• [What is required]: If a line below includes the string "title", copy it.

[Dataset rows describing interfaces]
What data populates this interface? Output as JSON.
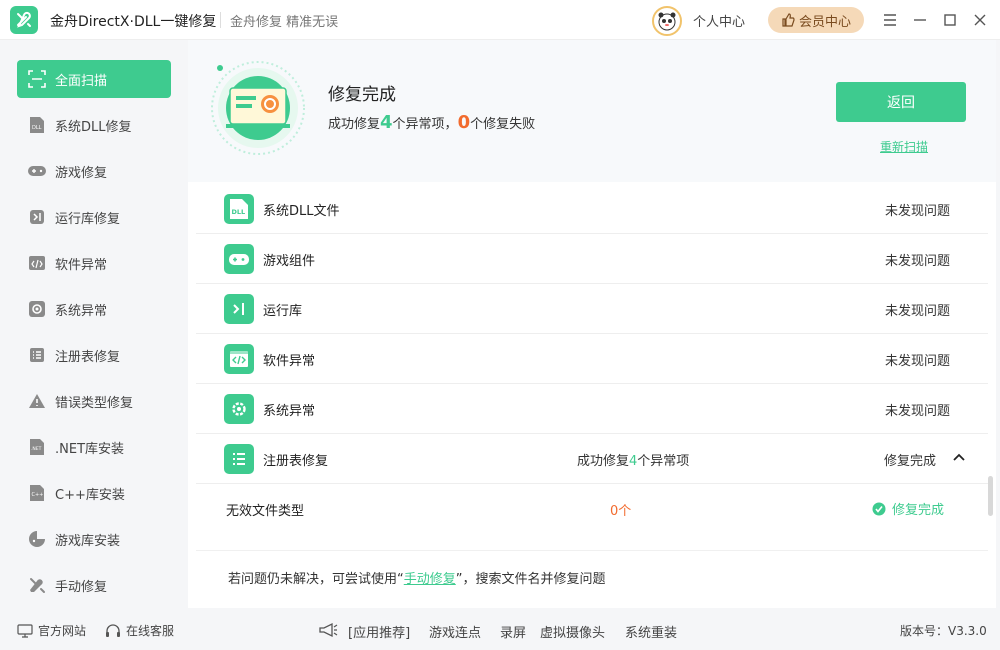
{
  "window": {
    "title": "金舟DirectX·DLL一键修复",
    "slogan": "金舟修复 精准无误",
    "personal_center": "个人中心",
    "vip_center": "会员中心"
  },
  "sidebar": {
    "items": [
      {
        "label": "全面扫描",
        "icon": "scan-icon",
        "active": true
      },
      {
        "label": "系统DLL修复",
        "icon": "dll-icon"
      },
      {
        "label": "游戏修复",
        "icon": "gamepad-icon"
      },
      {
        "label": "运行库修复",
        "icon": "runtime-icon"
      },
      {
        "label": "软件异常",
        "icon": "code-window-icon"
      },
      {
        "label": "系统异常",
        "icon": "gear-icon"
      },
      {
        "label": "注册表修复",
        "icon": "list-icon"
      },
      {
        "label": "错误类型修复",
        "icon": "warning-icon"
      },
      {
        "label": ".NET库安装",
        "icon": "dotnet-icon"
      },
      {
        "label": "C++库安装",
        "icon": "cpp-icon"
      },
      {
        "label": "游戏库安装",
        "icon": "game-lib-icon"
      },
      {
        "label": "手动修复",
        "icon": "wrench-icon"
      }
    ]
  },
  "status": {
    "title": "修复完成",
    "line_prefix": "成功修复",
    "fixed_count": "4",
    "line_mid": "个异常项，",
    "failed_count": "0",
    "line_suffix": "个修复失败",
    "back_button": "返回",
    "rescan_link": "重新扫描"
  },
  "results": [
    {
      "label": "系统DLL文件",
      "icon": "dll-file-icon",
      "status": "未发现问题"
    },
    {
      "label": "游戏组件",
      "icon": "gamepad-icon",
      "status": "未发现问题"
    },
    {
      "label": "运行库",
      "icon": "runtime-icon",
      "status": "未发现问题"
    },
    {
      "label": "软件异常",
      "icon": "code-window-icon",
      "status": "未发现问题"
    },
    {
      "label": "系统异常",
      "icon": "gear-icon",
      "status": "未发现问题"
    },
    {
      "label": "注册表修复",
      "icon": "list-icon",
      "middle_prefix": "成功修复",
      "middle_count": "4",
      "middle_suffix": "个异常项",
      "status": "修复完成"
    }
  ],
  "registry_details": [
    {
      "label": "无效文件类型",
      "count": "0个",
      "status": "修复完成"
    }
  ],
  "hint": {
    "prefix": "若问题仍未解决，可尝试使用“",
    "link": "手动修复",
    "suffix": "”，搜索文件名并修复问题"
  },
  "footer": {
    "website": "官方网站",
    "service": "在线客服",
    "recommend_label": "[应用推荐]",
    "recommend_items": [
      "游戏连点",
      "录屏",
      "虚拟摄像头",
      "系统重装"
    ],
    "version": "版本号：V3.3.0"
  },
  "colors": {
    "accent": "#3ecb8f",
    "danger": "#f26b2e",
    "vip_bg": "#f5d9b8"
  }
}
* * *
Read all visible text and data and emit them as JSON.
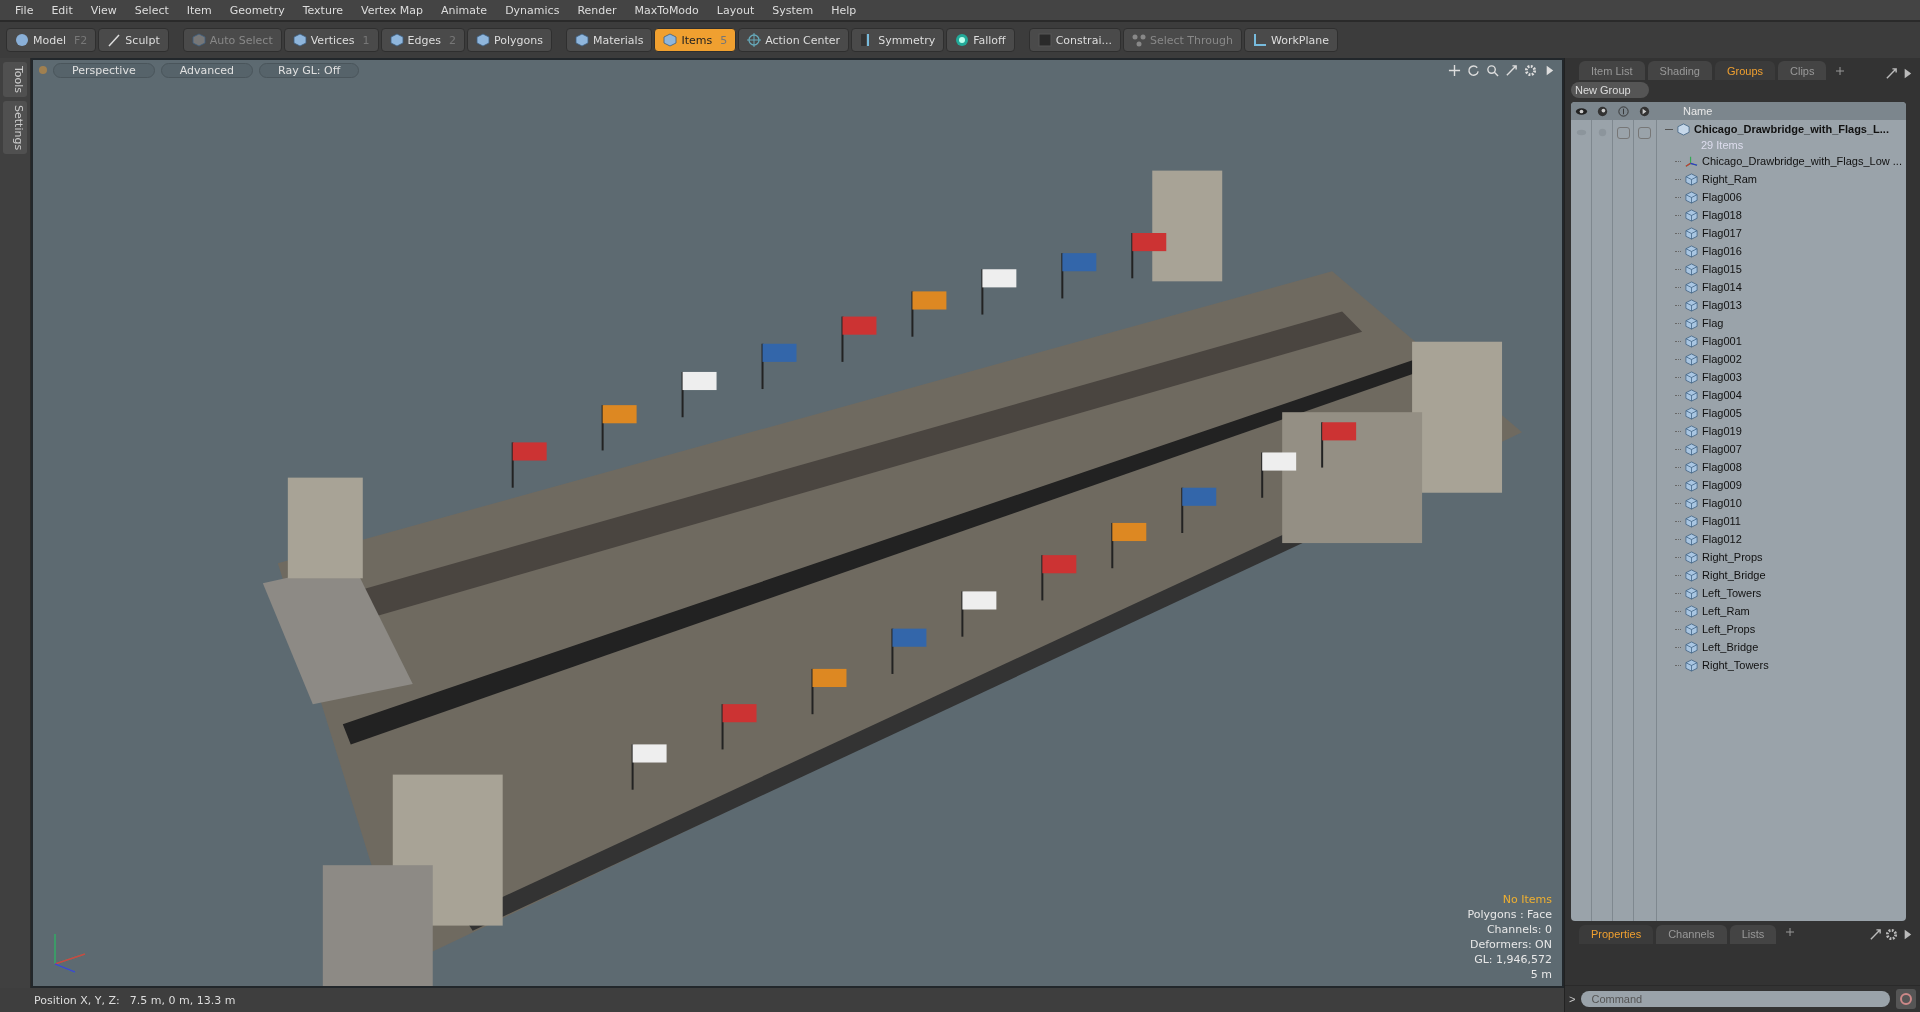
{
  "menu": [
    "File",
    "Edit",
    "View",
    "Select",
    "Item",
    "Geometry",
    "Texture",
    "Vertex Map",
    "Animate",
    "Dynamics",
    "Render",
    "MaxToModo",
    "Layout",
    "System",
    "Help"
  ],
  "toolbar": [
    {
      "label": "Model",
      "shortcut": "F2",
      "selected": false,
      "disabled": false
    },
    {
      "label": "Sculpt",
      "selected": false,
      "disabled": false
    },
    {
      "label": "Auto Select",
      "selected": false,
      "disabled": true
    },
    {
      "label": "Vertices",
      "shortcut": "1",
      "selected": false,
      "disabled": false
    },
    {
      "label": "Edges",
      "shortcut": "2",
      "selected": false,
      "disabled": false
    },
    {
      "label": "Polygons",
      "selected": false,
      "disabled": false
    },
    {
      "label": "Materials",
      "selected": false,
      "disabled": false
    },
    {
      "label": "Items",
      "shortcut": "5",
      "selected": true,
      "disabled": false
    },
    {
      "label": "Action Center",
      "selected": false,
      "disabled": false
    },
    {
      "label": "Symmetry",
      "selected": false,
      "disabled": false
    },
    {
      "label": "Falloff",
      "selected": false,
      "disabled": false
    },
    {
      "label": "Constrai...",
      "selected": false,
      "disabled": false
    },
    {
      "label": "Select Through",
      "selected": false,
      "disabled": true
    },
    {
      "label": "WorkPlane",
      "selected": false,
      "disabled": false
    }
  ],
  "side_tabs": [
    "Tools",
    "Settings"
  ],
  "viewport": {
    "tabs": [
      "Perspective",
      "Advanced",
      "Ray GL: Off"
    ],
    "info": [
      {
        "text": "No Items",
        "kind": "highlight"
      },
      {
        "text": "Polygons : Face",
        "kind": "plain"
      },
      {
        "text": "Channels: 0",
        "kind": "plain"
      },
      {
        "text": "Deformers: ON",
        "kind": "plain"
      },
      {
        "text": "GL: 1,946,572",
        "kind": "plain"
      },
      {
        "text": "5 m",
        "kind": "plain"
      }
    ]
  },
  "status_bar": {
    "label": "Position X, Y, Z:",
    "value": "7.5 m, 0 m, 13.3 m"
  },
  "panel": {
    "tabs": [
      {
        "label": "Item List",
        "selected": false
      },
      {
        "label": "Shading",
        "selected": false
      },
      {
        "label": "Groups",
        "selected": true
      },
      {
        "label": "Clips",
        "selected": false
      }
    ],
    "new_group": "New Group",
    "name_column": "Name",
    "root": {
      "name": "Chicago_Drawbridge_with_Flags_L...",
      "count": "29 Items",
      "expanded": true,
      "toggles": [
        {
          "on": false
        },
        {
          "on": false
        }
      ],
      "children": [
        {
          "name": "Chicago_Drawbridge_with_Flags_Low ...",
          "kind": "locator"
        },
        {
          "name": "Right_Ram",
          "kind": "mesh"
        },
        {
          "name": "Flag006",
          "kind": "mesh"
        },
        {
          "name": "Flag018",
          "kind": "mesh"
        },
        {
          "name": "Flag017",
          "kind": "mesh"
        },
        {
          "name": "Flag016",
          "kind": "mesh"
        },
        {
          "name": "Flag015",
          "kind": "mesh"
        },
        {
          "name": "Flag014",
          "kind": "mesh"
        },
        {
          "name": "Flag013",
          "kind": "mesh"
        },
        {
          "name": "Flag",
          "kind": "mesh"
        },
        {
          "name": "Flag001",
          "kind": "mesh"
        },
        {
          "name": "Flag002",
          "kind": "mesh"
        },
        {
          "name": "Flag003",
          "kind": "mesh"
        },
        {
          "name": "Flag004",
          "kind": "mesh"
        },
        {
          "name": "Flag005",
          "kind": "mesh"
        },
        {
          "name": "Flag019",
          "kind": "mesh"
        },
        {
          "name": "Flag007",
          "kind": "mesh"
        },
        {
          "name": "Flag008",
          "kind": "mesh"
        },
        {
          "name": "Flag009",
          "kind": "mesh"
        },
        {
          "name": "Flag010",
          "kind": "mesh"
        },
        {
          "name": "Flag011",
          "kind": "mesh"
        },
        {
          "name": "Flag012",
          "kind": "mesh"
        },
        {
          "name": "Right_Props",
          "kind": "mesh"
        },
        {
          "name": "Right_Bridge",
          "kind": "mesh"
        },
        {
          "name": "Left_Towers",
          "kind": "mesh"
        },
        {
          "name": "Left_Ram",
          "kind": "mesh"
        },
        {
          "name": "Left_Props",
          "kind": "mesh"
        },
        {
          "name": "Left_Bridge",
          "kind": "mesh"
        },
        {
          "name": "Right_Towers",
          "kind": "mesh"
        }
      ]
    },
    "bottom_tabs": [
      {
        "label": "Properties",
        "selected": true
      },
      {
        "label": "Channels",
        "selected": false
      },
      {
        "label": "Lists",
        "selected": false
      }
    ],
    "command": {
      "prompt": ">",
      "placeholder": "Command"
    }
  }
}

• [Expected output]:
    "title": "金舟DirectX·DLL一键修复",
    "title": "修复完成",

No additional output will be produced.